Everyone remembers the final result, few remember the path traveled.
That's more or less how we play the role of Commodus with coaches and general managers, giving thumbs up or thumbs down based on what the W-L column looks like at any given point in time.
Sports fans and owners routinely use results to justify the hiring/firing of team executives, regardless of the uncontrolled factors at play (luck, injuries, over/underachieving performance). It's an unfortunate truth that serves a litmus test for Milwaukee Bucks fans, owner Herb Kohl, and general manager John Hammond heading into the 2012-13 NBA season.
Success should be measured by the decisions someone makes with all the information they have at that time. Likewise, judging someone by the outcome of their decision, rather than the process, makes a dangerous assumption about their control over the grey area that so often muddles up our perceptions of a world brushed only in Frank Capra-esque black and white.
If the Bucks make waves in the Eastern Conference and get to the postseason, Hammond will be lauded for pairing Monta Ellis and Brandon Jennings together, negotiating a very flexible extension for Ersan Ilyasova, and acquiring Samuel Dalembert and his rebounding prowess in exchange for a hometown hero sucking up garbage minutes.
If Milwaukee crashes and burns, much like it did after expectations were raised in 2010, Hammond will get crushed for giving a long-term deal to a one hit wonder, keeping two defensively challenged chuckers together in the back court, and amassing a gaggle of power forwards with indistinguishable skill sets.
Ultimately, getting the 8th seed won't do much to change the Bucks' continued place as the definitive occupant of NBA hell (or institutional mediocrity), but that's another post for another blog. But just looking ahead to 2012-13, the truth is that it doesn't matter what happens when we inevitably evaluate John Hammond's ability to run an NBA team.

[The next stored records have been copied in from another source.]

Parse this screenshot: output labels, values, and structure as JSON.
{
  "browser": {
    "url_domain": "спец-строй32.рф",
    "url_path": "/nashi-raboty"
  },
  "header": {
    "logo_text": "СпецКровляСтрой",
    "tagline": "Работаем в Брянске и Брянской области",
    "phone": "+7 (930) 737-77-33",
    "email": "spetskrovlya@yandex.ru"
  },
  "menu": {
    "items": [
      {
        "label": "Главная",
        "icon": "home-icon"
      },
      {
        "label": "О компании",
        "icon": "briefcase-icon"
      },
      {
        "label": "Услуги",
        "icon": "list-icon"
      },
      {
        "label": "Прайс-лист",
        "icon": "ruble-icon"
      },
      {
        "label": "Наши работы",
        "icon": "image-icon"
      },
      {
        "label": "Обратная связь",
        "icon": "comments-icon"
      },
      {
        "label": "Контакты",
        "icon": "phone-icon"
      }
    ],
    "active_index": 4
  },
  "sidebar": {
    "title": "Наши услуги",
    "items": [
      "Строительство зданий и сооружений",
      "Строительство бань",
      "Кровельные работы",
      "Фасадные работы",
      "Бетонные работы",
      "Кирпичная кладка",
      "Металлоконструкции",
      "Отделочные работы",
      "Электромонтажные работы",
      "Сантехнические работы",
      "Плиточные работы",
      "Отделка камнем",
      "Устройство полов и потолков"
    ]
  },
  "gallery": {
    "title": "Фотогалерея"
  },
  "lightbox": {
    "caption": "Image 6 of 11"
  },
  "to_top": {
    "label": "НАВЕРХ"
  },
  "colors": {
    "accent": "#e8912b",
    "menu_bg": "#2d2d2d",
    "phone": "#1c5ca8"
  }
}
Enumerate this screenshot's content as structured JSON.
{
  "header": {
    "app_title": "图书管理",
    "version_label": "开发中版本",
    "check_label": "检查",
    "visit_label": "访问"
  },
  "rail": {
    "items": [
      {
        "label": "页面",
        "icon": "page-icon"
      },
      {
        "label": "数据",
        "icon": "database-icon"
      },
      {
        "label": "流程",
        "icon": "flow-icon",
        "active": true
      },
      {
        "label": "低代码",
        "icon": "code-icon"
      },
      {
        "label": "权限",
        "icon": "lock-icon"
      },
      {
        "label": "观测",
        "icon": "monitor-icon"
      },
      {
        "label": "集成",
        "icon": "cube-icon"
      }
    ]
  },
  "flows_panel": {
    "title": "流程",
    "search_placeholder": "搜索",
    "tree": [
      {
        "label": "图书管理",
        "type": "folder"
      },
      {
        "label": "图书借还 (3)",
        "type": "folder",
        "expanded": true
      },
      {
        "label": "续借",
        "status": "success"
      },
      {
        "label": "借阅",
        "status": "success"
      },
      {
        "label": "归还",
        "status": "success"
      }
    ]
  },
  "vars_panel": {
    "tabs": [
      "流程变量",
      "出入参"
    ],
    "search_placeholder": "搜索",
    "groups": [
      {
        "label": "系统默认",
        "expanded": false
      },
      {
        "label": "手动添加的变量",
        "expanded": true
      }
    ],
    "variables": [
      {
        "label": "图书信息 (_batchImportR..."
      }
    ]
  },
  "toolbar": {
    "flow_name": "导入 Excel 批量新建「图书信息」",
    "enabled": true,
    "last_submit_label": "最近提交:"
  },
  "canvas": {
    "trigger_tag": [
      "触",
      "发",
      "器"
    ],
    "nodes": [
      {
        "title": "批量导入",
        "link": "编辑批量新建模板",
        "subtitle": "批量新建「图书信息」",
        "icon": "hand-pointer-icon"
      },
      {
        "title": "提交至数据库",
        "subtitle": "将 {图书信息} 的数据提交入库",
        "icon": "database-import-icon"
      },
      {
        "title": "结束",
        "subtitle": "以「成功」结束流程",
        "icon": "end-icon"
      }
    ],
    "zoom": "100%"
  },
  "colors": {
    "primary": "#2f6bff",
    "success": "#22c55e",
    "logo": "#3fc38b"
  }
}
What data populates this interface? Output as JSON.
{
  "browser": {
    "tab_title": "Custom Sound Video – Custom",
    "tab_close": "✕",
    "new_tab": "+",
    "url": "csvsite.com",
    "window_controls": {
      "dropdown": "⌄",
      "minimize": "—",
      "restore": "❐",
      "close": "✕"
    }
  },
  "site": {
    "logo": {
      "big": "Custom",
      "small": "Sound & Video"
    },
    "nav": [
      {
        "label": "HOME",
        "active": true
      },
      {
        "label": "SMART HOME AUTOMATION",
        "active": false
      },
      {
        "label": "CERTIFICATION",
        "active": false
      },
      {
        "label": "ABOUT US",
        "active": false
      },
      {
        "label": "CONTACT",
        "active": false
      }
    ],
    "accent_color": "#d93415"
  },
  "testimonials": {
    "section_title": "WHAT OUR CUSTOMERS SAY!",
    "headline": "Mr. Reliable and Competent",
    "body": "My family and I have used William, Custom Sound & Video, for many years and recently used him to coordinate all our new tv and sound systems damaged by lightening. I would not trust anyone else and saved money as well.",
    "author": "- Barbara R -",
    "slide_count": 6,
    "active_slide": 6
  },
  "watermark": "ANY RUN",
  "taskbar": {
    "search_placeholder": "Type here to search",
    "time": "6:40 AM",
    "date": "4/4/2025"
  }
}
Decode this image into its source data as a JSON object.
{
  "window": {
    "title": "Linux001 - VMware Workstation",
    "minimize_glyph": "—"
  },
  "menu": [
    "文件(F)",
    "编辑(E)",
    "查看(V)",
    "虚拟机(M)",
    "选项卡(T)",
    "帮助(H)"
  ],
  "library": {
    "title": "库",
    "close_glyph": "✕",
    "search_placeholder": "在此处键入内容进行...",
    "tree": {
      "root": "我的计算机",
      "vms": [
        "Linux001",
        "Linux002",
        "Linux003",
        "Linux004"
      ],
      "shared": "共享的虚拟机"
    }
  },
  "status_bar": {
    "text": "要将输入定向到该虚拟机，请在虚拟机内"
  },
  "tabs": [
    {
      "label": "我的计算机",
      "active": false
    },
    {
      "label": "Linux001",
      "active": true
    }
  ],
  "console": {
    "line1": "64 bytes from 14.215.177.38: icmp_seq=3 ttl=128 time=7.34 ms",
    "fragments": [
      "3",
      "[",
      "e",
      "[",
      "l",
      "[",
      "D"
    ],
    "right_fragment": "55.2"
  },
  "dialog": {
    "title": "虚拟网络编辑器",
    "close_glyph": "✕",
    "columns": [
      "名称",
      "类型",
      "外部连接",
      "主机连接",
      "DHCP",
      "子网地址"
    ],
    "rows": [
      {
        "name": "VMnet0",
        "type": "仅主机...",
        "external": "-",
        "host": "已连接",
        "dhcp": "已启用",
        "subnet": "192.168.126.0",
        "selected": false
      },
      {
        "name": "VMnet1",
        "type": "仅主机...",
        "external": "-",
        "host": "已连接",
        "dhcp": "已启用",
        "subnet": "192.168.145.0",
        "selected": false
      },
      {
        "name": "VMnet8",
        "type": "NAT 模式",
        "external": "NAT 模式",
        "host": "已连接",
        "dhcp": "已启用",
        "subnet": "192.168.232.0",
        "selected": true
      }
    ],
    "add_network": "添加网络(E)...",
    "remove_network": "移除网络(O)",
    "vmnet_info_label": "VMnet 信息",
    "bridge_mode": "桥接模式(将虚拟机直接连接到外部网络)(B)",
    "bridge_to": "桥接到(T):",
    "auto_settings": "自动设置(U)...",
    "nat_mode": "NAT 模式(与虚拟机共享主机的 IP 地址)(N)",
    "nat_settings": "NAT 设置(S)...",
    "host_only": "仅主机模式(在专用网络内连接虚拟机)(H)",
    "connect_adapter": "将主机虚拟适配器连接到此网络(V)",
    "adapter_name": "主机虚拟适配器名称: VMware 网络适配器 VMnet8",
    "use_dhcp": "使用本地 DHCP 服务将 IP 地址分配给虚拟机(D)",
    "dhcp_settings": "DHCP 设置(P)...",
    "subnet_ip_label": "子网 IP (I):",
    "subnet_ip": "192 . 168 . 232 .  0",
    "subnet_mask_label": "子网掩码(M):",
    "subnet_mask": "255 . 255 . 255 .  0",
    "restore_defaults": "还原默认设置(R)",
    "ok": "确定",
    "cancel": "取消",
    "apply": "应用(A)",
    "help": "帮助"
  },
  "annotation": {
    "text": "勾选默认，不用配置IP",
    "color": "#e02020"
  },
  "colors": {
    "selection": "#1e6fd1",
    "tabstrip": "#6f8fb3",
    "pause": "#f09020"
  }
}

The only thing that matters is what Hammond did this offseason with the information, resources, and influence he was allotted. In that respect, the summer of 2012 featured his finest work as general manager of the Milwaukee Bucks, showcasing his strengths and minimizing his weaknesses.
Throughout his tenure, Hammond has shown a remarkable knack for turning undervalued assets (Mike Dunleavy, Luke Ridnour, Kurt Thomas, Jerry Stackhouse, 2009-10 John Salmons) into role players of great significance. His second round talent evaluation has been nothing if not solid (Luc Mbah a Moute, Jodie Meeks), and his ability to sell unwanted crap (Salmons, Corey Maggette) really makes me wish I knew how to tap phone lines.
Where Hammond has succeeded in building a roster of solid contributors, he has subsequently failed at the most important judgment of NBA front office success: obtaining a superstar. That requires an owner willing to throw away a few years of competitiveness, a city and team history that appeals to elite talent, and of course, a smidgen of luck in the NBA Lottery, player development, or elsewhere.
Hammond has filled that void with B and C list talent more known for their name than their leadership and ability (Salmons, Maggette, Stephen Jackson, and the jury is still out on Ellis). But this summer, Hammond addressed every immediate weakness without sacrificing the team's short and long term financial state.
The Bucks needed a center, and Hammond got two at very little expense to the team's pocket book and role assignments. Somewhere, Drew Gooden is shooting elbow jumpers and straight on three pointers with a smile.
Drafting power forward John Henson drew out plenty of immediate detractors (myself included). But Henson's (and Tobias Harris') Summer League performance has turned a lot of that initial trepidation into cautious excitement for the development of Hammond's last two first round picks.
The only position still in need of an upgrade is the team's shooting ability from the backcourt. Outside of Dunleavy and rookie sharpshooter Doron Lamb, the Bucks won't feature a two guard capable of spreading the floor consistently. Considering DNP-CD shooting guards come at a dime a dozen, and the Bucks have a handful of multi-purpose wings, it's not a dire situation unless someone gets hurt.
As this season plays out, players will get hurt. Some will exceed expectations, and some are due for a regression. The backcourt will have problems defending bigger guards, and the front court will have issues properly placing the ball in the cup.
No matter how strong your urge is to lay responsibility on the team's architect, resist it and remember that John Hammond isn't shooting, dribbling, or passing the basketball. To paraphrase Commissioner Gordon, he's put the best team together that he can with what he has.